_EXERCISE DESCRIPTION:_ Every line of the data below should be written out word for word.

[Page and application data records]
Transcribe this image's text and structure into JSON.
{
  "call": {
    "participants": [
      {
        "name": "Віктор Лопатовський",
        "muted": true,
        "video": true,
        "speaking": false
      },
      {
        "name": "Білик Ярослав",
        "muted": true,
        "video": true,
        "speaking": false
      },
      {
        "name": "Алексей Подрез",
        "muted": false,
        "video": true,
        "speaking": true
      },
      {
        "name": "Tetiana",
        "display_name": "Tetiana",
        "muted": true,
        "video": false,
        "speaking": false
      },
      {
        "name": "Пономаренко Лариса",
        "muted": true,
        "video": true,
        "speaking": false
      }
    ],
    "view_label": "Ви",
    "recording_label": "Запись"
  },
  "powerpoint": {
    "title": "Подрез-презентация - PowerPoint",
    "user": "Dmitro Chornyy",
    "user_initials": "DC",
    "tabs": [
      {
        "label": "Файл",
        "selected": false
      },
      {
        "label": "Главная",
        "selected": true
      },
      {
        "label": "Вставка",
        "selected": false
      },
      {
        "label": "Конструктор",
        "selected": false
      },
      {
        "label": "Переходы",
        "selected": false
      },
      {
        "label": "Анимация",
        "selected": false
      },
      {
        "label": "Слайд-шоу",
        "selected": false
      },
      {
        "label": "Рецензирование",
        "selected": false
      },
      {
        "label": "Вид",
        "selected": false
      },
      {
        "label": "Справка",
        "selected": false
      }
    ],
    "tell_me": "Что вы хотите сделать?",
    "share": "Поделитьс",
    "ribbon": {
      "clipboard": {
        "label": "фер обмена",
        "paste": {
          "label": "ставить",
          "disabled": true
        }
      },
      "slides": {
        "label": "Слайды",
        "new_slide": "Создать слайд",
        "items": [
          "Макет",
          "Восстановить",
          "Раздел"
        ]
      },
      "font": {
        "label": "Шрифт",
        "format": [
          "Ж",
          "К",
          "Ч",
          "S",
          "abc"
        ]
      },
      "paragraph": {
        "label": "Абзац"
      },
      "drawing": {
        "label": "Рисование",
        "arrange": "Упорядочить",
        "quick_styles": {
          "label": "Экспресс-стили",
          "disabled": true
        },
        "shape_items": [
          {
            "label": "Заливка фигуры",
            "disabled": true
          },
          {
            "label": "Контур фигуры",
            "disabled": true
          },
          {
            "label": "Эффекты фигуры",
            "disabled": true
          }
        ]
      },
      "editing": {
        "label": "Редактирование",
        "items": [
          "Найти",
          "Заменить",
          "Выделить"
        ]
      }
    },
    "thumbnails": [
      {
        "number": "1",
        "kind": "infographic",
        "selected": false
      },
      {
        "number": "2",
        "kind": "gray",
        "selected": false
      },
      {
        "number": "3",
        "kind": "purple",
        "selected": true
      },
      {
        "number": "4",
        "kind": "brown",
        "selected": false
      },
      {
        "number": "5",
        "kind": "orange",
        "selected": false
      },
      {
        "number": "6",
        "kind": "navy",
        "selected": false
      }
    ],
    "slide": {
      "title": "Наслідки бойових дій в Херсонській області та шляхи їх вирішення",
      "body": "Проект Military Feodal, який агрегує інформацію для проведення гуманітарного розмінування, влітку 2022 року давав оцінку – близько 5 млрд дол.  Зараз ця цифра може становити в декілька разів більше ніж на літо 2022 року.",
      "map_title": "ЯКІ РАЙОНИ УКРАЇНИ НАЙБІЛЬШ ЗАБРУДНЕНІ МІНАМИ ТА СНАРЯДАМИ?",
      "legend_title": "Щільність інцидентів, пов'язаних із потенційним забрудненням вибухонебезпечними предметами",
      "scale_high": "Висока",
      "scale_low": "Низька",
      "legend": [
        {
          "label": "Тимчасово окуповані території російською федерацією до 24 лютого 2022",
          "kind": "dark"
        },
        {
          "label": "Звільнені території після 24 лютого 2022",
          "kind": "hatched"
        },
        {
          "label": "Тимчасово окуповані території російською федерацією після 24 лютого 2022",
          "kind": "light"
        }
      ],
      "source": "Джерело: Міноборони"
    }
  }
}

_EXERCISE ANSWER:_
Transcribe this image's text and structure into JSON.
{
  "call": {
    "participants": [
      {
        "name": "Віктор Лопатовський",
        "muted": true,
        "video": true,
        "speaking": false
      },
      {
        "name": "Білик Ярослав",
        "muted": true,
        "video": true,
        "speaking": false
      },
      {
        "name": "Алексей Подрез",
        "muted": false,
        "video": true,
        "speaking": true
      },
      {
        "name": "Tetiana",
        "display_name": "Tetiana",
        "muted": true,
        "video": false,
        "speaking": false
      },
      {
        "name": "Пономаренко Лариса",
        "muted": true,
        "video": true,
        "speaking": false
      }
    ],
    "view_label": "Ви",
    "recording_label": "Запись"
  },
  "powerpoint": {
    "title": "Подрез-презентация - PowerPoint",
    "user": "Dmitro Chornyy",
    "user_initials": "DC",
    "tabs": [
      {
        "label": "Файл",
        "selected": false
      },
      {
        "label": "Главная",
        "selected": true
      },
      {
        "label": "Вставка",
        "selected": false
      },
      {
        "label": "Конструктор",
        "selected": false
      },
      {
        "label": "Переходы",
        "selected": false
      },
      {
        "label": "Анимация",
        "selected": false
      },
      {
        "label": "Слайд-шоу",
        "selected": false
      },
      {
        "label": "Рецензирование",
        "selected": false
      },
      {
        "label": "Вид",
        "selected": false
      },
      {
        "label": "Справка",
        "selected": false
      }
    ],
    "tell_me": "Что вы хотите сделать?",
    "share": "Поделитьс",
    "ribbon": {
      "clipboard": {
        "label": "фер обмена",
        "paste": {
          "label": "ставить",
          "disabled": true
        }
      },
      "slides": {
        "label": "Слайды",
        "new_slide": "Создать слайд",
        "items": [
          "Макет",
          "Восстановить",
          "Раздел"
        ]
      },
      "font": {
        "label": "Шрифт",
        "format": [
          "Ж",
          "К",
          "Ч",
          "S",
          "abc"
        ]
      },
      "paragraph": {
        "label": "Абзац"
      },
      "drawing": {
        "label": "Рисование",
        "arrange": "Упорядочить",
        "quick_styles": {
          "label": "Экспресс-стили",
          "disabled": true
        },
        "shape_items": [
          {
            "label": "Заливка фигуры",
            "disabled": true
          },
          {
            "label": "Контур фигуры",
            "disabled": true
          },
          {
            "label": "Эффекты фигуры",
            "disabled": true
          }
        ]
      },
      "editing": {
        "label": "Редактирование",
        "items": [
          "Найти",
          "Заменить",
          "Выделить"
        ]
      }
    },
    "thumbnails": [
      {
        "number": "1",
        "kind": "infographic",
        "selected": false
      },
      {
        "number": "2",
        "kind": "gray",
        "selected": false
      },
      {
        "number": "3",
        "kind": "purple",
        "selected": true
      },
      {
        "number": "4",
        "kind": "brown",
        "selected": false
      },
      {
        "number": "5",
        "kind": "orange",
        "selected": false
      },
      {
        "number": "6",
        "kind": "navy",
        "selected": false
      }
    ],
    "slide": {
      "title": "Наслідки бойових дій в Херсонській області та шляхи їх вирішення",
      "body": "Проект Military Feodal, який агрегує інформацію для проведення гуманітарного розмінування, влітку 2022 року давав оцінку – близько 5 млрд дол.  Зараз ця цифра може становити в декілька разів більше ніж на літо 2022 року.",
      "map_title": "ЯКІ РАЙОНИ УКРАЇНИ НАЙБІЛЬШ ЗАБРУДНЕНІ МІНАМИ ТА СНАРЯДАМИ?",
      "legend_title": "Щільність інцидентів, пов'язаних із потенційним забрудненням вибухонебезпечними предметами",
      "scale_high": "Висока",
      "scale_low": "Низька",
      "legend": [
        {
          "label": "Тимчасово окуповані території російською федерацією до 24 лютого 2022",
          "kind": "dark"
        },
        {
          "label": "Звільнені території після 24 лютого 2022",
          "kind": "hatched"
        },
        {
          "label": "Тимчасово окуповані території російською федерацією після 24 лютого 2022",
          "kind": "light"
        }
      ],
      "source": "Джерело: Міноборони"
    }
  }
}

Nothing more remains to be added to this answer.